Alcohol is known as liquid courage for a reason, but it takes on new meaning when you’re anxious and depressed. Of course, you have to be careful and avoid going overboard. For a lot of people with mental illness, self-medicating with alcohol can hurt far more than it helps, which is why it’s imperative that you’re self aware and responsible about drinking (or not drinking, as the case may be). Alcoholism is serious, and it’s a problem a lot of college students are unexpectedly confronted with. I’ve never felt out of control or like my drinking was excessive or abnormal or dangerous. In fact, I can pretty confidently say that I drink far less than your average 21-year-old. If you know your limits and can stick to them, drunkenness can be a huge relief. That might be the most obvious sentence ever written, but for people with social anxiety it’s like a miracle palliative.
After a few months of this, I’ve learned something: I’ve made friends with flesh and blood people, not mediated through screens and phones. People I felt I had to drink around in the early days unless I wanted to be a shaking, panicking, irritable, seemingly aloof mess in unstructured social situations are people I’m happy to see now, people I can sit around and talk to without needing a drop of anything. When I’m sober and comfortable, I’m naturally kind of loopy, giggly, eccentric, and warm. With the right people, once I can get past being drunk on things that smell like nail polish remover and come from pretty glass bottles, I’m drunk solely on life. That sounds pretty good to me.

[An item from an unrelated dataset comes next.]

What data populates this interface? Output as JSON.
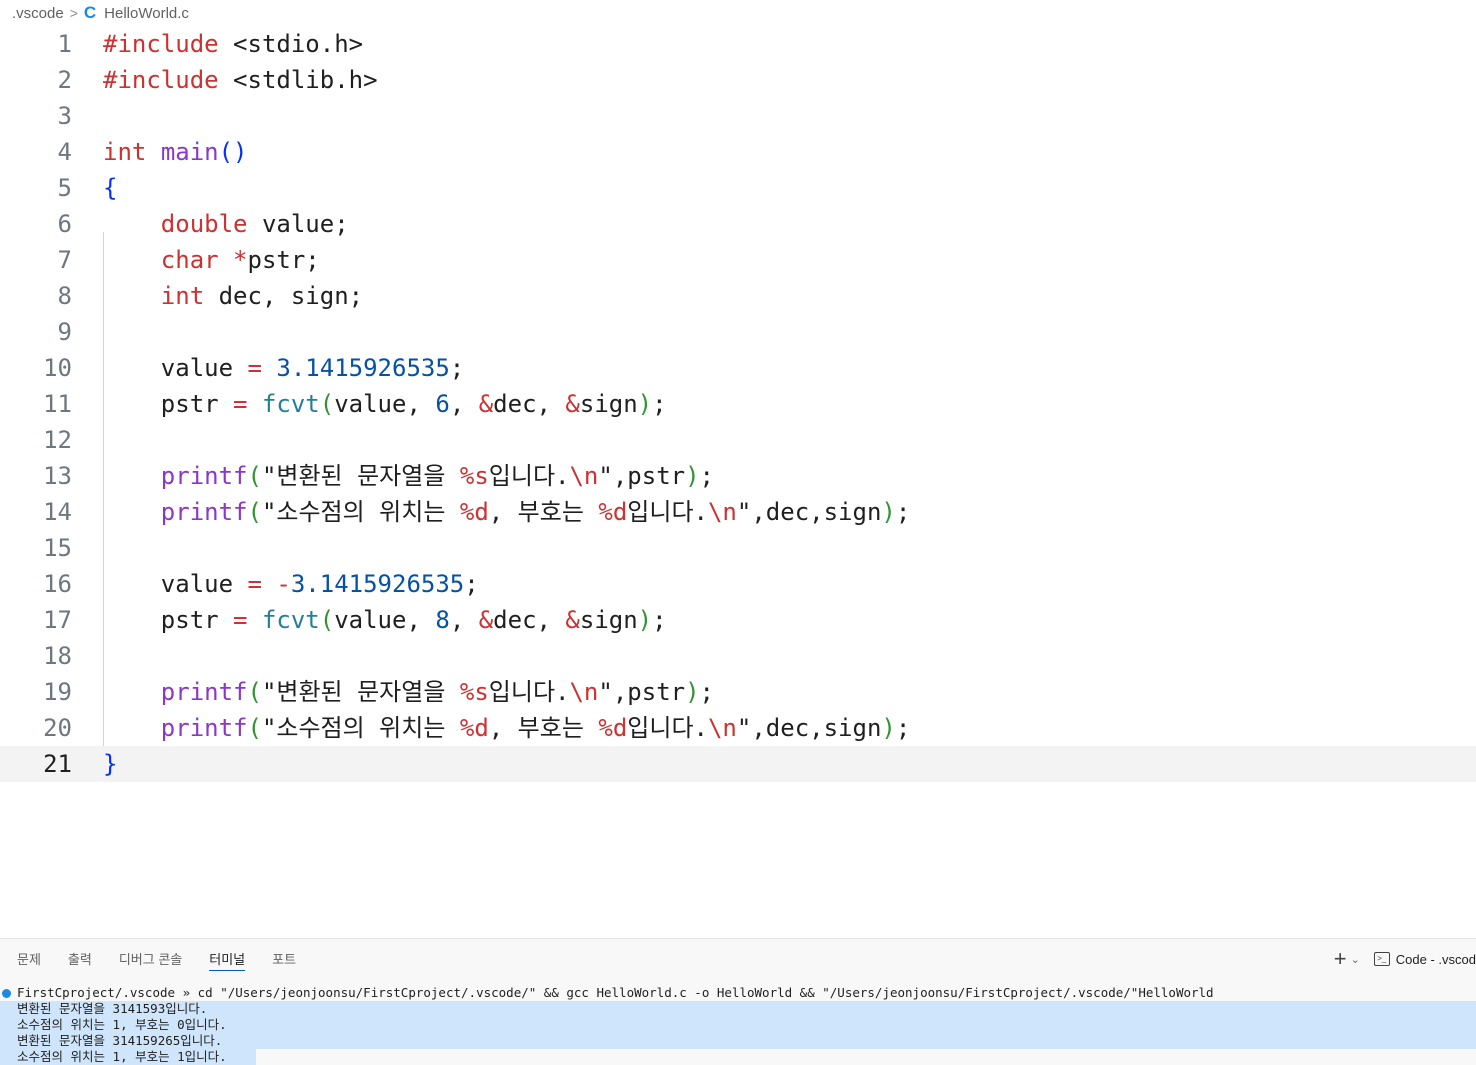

Elise Nagy is a Women’s and Gender Studies student in Chicago working on the last year of her Bachelor’s degree and the first of her Master’s. She spends an inordinate amount of time watching television, reading, and getting emotional on the internet. She used to be a poet and a painter, and would like to learn to fly small planes and write a whole book. You can find her sporadically updated blog atRedhead Bouquet and she can be reached at email@example.com. She really loathes talking about herself in the third person.